With so much focus on hiring more diversity in tech, the big pitfall is failing to create a culture where diversity thrives. For example, think of your own team. How do you make decisions? Hierarchically? With or without much group input? Do you defer to the experts for the challenge at hand? Or scrum master? Is it minority-rule by an “insider group,” or majority-rule like a vote? Is it consensus-building or collaboration?
The way teams approach decision-making tells us about their culture, how inclusive they are, and how they think about innovation. It also tells us how individuals can successfully influence innovation. Culture and influence create each other: What counts as effective influence indicates the kind of culture you have. Conversely, the culture you have determines what kinds of influence are effective. This mutually-defining cycle challenges traditional assumptions about how influence in tech works, which we call the “Myth of Meritocracy,” or the idea that the best ideas and most qualified people are the most influential. The only thing that matters is how skilled you are at your job. Getting hired, getting promoted, getting that corner office – all based on merit. The only problem with that sweet bedtime story is that it just isn’t true, and piles of research show that. Merit is part of it, but influence also depends on who is exerting it and the expectations and biases associated with that person: gender, ethnicity, age, title, etc. Simply stated — influence is not that simple.
So what does this mean for leaders? It’s not enough to assemble a diverse team.

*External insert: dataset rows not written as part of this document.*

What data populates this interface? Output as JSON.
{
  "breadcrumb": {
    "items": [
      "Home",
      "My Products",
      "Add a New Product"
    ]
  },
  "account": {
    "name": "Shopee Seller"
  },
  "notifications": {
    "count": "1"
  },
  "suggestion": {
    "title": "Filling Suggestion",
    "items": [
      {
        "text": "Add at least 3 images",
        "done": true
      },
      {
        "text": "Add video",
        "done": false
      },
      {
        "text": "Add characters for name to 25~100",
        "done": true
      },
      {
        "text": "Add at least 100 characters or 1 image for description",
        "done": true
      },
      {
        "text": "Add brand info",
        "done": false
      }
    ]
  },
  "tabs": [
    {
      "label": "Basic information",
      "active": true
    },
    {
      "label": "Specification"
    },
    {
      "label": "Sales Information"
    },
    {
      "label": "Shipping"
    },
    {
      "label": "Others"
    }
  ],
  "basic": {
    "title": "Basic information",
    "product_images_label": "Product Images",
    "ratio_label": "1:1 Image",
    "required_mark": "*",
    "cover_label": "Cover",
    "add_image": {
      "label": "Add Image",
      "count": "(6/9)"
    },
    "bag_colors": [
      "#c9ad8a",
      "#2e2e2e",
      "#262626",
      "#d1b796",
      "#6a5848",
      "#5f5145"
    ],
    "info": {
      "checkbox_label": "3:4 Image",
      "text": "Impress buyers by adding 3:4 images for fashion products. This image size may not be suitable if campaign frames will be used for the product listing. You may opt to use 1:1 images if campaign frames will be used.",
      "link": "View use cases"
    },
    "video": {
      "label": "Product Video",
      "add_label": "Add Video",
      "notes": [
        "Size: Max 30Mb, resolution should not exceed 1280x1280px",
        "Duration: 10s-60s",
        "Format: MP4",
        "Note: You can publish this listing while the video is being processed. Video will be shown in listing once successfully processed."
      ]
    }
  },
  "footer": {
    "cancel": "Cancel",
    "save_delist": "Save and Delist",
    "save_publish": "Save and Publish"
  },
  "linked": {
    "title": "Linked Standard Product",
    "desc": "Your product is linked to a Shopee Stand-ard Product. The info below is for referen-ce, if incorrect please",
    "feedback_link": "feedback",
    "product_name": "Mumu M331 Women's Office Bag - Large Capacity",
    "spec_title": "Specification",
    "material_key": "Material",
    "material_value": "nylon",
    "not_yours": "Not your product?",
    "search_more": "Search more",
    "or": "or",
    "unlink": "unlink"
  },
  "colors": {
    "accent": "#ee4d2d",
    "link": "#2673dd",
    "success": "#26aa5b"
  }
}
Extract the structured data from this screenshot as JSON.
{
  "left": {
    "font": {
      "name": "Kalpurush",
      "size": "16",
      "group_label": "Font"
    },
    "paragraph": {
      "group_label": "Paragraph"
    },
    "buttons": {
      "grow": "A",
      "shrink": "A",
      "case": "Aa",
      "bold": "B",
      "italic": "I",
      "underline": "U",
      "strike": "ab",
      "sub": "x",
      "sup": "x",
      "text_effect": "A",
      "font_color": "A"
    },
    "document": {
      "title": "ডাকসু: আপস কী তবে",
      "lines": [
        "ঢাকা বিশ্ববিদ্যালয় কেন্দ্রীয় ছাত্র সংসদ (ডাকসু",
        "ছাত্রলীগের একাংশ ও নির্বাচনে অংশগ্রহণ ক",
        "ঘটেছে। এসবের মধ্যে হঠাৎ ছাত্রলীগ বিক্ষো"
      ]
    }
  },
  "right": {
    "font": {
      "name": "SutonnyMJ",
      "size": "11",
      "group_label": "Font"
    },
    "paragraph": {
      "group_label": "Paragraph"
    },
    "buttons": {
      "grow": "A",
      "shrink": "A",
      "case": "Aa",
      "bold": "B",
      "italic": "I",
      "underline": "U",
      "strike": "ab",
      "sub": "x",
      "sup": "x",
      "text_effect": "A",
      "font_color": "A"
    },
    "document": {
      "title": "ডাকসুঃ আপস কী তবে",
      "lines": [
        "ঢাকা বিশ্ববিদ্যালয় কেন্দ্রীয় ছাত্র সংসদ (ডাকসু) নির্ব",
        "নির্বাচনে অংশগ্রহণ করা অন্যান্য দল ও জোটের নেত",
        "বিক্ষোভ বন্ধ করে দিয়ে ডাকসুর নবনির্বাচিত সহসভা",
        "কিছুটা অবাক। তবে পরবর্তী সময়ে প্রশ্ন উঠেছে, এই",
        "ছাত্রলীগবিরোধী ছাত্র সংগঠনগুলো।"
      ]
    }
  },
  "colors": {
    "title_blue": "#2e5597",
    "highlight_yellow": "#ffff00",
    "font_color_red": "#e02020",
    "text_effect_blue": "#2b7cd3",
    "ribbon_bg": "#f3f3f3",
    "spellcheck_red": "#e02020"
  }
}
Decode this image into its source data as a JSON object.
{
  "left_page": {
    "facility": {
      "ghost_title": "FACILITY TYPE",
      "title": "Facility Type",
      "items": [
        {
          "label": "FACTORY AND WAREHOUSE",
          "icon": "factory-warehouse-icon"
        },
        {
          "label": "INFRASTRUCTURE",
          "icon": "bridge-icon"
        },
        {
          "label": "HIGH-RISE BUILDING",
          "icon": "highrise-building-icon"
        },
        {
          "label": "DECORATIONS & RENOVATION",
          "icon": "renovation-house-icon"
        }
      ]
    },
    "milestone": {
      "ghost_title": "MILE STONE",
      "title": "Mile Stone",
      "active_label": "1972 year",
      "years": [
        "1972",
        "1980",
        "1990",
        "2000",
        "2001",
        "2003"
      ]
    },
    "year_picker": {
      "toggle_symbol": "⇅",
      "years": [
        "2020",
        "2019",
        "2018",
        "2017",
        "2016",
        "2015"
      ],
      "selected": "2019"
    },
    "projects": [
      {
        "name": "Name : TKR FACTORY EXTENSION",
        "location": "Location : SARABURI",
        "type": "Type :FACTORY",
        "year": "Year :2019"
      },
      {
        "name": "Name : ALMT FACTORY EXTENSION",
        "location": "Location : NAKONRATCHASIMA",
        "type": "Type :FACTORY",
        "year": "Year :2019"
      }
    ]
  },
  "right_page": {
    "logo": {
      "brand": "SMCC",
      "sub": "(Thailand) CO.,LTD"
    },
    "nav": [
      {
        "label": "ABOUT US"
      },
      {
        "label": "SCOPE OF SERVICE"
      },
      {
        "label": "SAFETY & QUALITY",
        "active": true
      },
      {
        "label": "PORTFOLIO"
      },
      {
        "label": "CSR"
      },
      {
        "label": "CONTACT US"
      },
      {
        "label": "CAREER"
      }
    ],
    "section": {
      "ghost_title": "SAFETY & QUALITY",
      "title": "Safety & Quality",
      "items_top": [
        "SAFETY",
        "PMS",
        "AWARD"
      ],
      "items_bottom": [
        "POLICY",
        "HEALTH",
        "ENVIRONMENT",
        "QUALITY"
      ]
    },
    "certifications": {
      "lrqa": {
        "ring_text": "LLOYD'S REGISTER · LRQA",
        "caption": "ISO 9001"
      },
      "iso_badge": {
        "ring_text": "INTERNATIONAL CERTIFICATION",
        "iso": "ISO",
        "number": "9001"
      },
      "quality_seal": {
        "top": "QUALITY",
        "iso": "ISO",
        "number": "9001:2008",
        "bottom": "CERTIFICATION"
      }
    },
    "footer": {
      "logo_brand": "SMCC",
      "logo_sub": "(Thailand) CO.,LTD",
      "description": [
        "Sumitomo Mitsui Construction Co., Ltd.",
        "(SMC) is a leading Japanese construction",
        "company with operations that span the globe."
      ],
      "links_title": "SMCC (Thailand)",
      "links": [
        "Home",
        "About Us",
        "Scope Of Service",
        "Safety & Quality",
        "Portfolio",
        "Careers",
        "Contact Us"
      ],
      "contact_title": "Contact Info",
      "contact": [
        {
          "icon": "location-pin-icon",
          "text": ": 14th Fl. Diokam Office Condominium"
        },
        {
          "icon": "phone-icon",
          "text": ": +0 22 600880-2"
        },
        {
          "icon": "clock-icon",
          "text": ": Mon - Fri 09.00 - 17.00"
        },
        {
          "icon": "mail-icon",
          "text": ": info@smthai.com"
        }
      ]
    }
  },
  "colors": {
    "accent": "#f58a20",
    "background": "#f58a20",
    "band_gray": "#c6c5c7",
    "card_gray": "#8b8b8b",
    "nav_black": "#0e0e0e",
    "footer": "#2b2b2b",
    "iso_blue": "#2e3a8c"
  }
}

In order to reap the innovative potential of that diversity, leaders must activate those different viewpoints and life experiences and encourage influence for ALL team members. S/he must also be able to deal with the conflict that sometimes results. For inclusive leadership is much harder than the experience of most tech leaders today – which is leading homogenous teams who look alike, act alike, and think alike (because that’s who they hired). In heterogeneous teams we’re not seeking “cultural fits,” but rather “cultural misfits.” Leaders need to be prepared as inclusive leaders to make it work. And, that means understanding inclusive culture and its relationship to innovation and team cognition – like turn-taking for example, but harder stuff too.
The good news is that we know more about this than ever before. The bad news, for some at least, is that now leaders need to put a bunch of social science tools into their toolboxes and abandon older biased ideas about how the world works.
Which brings us to the final ingredient of innovation – problems. Assembling diverse teams and creating inclusive team cultures is all well and good, but innovation is the result of rubbing up against hard problems where that diversity needs to be constructively activated for team-decisions to solve those problems. There are two kinds of problems where this happens: (1) Needs-based problems that involve fixes for existing tech, like finding solutions for how to better orient the iPhone’s internal antennae for left-handers, or how to shut off Trump’s Twitter feed, and; (2) Gauntlet problems that boldly conjure entirely new challenges to be solved, like creating the iPhone in the first place, or think Tesla, or Apollo. Like jazz ensembles, tech teams have to improvise their way through unknown solo-sections in both categories of problems. And like those jazz players, each member must be skilled, must influence the others and respond to others’ influence, and must have the right stage upon which to forge something never heard before.